I even tried to write a living newspaper. About education.
Awards and Recognition
- Newbery Honor Book, 1992
- Horn Book-Boston Globe Award Honor Book, 1992
- Garden State Teen Award, 1995
- YALSA One of the Best YAs from the last twenty-five years, 1994
- Arizona Young Readers Award, 1994
- New York State Readers Award, 1994
- ALA Notable, 1992
- Best Books for Young Adults 1992, YASD
- Editors’ Choice 1991, Booklist
- One of the Best Books of 1991, Horn Book
- One of the Best Books of 1991, School Library Journal
- Best Books of 1991, Publishers Weekly
- American Booksellers Children’s Choice List, 1992
- Best Books for Teens 1992, NY Public Library
- NCTE Notable, Children’s Trade Book in the Language Arts, 1992 Notable, National Council of Social Studies/Children’s Book Council, 1991
- Bulletin of the Center for Children’s Books, Blue Ribbon Book
- One of the Best Books of the Year, Banks St. Teachers College, 1992
- Library Of Congress: Best Books for Children, 1992.
- Starred Review, Booklist, 1991
- Starred Review, Horn Book, 1992
- Starred Review, School Library Journal, 1991
- Starred Review, Bulletin for the Center of Children’s Books, 1991
- Pointed Review, Kirkus Reviews, 1991
- Horn Book, Fanfare Award, 1992
“… Avi shows how easily a simple act of defiance by a teenager can soon become the center of the political correctness debate waging in the United States.
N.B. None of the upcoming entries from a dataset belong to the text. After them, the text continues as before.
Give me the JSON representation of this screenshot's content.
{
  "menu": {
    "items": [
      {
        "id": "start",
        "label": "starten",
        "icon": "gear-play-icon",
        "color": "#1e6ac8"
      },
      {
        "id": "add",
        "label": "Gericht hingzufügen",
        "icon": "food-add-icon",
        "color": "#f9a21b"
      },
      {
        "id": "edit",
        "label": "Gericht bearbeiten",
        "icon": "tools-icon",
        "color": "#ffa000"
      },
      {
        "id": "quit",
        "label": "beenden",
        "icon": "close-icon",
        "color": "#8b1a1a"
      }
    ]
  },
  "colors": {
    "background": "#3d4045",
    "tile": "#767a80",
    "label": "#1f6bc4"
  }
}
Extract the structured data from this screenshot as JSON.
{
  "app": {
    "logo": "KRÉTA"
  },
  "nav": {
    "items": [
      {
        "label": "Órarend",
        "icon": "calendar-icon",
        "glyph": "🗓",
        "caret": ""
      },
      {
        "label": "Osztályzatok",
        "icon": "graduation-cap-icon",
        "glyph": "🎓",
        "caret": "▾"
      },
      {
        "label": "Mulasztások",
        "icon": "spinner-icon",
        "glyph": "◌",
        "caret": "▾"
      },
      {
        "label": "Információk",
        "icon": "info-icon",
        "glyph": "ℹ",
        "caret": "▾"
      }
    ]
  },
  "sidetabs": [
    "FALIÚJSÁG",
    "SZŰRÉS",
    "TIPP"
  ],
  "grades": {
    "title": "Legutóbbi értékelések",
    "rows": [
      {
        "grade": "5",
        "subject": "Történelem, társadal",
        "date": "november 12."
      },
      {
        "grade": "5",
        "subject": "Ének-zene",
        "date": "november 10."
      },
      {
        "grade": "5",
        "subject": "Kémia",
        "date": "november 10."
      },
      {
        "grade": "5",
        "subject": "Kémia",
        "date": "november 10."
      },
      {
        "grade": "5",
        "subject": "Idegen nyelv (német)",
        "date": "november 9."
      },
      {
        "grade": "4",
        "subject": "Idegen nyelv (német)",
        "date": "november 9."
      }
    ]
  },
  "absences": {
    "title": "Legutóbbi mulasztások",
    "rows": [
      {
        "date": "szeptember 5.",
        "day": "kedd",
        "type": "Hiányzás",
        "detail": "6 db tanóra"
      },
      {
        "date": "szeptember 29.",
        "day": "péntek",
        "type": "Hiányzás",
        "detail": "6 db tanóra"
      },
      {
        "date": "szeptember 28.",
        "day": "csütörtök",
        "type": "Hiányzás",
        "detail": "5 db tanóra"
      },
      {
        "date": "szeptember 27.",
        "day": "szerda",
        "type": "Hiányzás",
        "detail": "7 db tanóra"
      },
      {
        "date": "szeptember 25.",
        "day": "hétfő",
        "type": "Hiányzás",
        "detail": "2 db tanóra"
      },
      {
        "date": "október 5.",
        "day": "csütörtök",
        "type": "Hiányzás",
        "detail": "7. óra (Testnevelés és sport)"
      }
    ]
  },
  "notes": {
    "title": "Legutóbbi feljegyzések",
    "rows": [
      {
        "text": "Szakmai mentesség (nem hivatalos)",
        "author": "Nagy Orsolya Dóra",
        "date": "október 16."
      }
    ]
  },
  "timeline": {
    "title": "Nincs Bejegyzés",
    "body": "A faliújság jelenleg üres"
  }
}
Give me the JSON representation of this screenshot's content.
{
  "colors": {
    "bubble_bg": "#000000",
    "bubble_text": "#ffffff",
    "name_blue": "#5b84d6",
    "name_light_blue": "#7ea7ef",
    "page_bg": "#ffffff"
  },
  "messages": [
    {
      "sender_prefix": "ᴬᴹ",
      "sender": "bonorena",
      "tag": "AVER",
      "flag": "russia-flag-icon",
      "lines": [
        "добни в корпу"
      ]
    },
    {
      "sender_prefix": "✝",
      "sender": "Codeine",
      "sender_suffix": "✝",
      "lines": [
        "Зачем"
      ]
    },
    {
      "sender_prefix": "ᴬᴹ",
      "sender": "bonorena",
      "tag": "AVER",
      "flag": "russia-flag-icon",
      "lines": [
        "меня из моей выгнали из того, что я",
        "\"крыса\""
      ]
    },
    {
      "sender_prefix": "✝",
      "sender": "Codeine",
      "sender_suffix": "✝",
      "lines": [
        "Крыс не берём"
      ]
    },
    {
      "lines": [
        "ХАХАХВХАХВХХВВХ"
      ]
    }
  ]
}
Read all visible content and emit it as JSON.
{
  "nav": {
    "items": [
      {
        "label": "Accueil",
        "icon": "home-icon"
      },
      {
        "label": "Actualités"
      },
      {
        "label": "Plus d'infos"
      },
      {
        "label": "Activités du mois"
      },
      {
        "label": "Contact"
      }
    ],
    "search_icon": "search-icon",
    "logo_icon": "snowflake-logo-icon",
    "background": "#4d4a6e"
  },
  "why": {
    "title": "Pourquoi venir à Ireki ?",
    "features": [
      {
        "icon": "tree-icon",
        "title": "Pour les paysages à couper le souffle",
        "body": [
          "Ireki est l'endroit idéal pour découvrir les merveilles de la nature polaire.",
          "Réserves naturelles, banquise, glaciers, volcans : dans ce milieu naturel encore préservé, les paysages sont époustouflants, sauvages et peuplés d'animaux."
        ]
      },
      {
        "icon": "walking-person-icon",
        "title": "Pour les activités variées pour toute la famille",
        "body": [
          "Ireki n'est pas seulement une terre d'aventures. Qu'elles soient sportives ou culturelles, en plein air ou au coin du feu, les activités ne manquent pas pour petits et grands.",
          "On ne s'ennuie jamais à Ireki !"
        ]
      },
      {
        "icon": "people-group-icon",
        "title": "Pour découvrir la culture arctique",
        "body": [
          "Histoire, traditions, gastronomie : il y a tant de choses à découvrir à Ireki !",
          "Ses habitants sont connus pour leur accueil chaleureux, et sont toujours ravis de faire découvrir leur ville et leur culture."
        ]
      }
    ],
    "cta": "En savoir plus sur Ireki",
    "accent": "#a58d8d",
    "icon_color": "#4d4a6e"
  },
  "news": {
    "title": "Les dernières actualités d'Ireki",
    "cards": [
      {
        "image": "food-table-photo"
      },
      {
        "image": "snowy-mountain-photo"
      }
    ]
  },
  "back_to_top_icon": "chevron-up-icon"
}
This is an interesting, and yet disturbing, story that captures the unfortunate reality of today’s school system and the media frenzy around it. Although written for young readers, it is also a good read for parents and educators. As is typical of Avi, the writing is riveting and revealing.” (Children’s Literature)